Satellite imaging specialist Planet Labs has announced the launch of OpenLST, an open hardware satellite radio platform for communication with remote vehicles, instruments, and stations using low-cost commercial-off-the-shelf (COTS) components.
“Radio system design is often viewed as a ‘black box’ that is out of reach to all but the most experienced of engineers. This leads many educational groups to commercial radio solutions, which are often very expensive, difficult to integrate, and can unintentionally drive other elements of design,” explains Planet’s Bryan Klofas of the project’s inspiration. “A poorly understood radio subsystem can be fatal to any project. For example, communications subsystems contribute to at least 29 percent of CubeSat failures in the first 90 days on-orbit.
“OpenLST is designed with an existing and proven radio using inexpensive and widely available commercial, off-the-shelf parts. Planet releases it today with the goal of lowering the barriers to entry for engineers and engineering projects of all kinds. The OpenLST transceiver is approximately six by five centimeters with a mass of 20 grams. This radio operates on the UHF band and provides 3.5 kilobit per second user data rates. The design also provides time-of-flight ranging that can be used to estimate link distance.”
The design files for OpenLST, which measures 6x5cm and weighs 20g, are available under the Creative Commons Attribution Share-Alike 4.0 (CC-BY-SA 4.0) licence, which allows for reuse with or without modification including for commercial purposes so long as the original creator is credited and the resulting files released under the same licence.

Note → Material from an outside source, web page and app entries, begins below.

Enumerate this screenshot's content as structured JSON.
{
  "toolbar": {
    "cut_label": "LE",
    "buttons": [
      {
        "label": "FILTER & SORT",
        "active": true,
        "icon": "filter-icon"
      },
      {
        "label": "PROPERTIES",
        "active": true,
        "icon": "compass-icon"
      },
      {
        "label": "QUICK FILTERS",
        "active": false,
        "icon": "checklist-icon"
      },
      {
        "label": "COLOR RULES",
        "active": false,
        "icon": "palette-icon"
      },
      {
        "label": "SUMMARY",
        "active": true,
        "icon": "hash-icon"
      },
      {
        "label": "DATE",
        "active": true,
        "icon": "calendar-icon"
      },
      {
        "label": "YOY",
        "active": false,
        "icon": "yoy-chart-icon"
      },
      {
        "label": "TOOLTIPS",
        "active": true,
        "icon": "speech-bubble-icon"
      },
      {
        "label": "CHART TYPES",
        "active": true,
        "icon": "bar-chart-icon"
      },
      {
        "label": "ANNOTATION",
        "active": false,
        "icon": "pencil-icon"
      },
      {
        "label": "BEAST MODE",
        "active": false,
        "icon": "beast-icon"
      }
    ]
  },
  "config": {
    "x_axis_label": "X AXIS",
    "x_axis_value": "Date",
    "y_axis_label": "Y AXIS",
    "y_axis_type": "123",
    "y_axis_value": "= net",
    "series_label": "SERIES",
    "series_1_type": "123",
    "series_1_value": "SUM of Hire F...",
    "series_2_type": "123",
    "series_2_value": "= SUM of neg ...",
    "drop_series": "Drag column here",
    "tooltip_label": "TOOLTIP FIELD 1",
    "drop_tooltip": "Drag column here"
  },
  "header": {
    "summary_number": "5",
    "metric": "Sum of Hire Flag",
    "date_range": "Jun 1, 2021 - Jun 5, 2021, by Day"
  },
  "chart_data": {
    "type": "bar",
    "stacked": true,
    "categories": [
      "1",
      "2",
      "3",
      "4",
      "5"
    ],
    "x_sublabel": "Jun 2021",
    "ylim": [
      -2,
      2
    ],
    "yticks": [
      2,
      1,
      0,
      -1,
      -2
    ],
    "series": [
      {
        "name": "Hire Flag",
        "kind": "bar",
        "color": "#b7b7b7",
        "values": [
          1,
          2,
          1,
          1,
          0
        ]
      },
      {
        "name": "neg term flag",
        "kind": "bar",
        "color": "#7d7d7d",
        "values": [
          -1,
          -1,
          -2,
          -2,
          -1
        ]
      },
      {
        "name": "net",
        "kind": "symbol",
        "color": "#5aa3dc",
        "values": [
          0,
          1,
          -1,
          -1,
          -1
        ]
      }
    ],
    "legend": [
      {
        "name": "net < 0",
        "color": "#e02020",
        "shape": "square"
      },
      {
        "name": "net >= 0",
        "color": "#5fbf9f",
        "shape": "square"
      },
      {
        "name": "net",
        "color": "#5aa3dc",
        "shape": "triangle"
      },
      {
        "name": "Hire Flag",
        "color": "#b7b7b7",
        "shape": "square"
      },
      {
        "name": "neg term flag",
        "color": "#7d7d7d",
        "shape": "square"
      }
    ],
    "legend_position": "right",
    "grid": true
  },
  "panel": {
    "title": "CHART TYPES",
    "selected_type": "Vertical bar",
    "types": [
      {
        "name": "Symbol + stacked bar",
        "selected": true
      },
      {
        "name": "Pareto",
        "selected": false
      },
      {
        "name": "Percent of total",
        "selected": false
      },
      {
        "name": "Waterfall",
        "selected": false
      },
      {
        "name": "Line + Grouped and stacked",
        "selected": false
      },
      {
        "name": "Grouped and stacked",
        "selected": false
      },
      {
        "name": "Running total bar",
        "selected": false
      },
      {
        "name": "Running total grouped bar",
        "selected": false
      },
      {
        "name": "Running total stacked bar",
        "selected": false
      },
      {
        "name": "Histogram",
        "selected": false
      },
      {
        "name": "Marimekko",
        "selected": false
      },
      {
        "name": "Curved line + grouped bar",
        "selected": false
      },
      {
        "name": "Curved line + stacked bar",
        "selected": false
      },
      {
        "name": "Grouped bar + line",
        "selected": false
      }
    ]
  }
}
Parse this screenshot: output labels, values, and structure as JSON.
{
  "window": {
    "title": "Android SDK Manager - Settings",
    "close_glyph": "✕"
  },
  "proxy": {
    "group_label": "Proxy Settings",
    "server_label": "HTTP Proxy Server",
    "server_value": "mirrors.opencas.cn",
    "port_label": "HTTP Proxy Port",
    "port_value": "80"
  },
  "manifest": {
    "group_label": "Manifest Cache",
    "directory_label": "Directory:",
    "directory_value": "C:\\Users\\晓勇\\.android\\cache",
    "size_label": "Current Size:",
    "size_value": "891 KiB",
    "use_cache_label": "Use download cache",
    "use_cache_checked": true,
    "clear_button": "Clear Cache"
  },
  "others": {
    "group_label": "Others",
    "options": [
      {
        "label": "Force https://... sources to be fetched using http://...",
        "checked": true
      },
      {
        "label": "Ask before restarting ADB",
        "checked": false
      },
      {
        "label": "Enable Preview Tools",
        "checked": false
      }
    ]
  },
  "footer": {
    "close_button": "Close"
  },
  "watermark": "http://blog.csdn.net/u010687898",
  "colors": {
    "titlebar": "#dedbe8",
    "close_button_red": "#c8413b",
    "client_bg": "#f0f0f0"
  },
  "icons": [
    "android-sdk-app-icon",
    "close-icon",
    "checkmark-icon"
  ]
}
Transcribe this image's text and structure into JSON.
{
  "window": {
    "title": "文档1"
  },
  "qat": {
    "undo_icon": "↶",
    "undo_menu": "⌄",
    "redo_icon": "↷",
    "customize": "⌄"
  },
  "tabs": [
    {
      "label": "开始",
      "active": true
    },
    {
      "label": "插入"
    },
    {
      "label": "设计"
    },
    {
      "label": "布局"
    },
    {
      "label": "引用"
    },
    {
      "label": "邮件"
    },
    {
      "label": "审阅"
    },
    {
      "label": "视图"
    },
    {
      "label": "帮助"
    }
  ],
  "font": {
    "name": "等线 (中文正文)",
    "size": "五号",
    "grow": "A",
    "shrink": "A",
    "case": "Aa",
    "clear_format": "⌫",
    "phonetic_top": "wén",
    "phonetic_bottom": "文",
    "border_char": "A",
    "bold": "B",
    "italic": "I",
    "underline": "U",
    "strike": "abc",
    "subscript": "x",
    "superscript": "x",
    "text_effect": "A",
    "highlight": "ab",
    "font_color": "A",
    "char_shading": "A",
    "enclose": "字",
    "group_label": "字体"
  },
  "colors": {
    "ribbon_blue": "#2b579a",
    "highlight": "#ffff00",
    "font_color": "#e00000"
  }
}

All files are available through Planet’s self-hosted Git repositories, detailed at the end of the announcement post.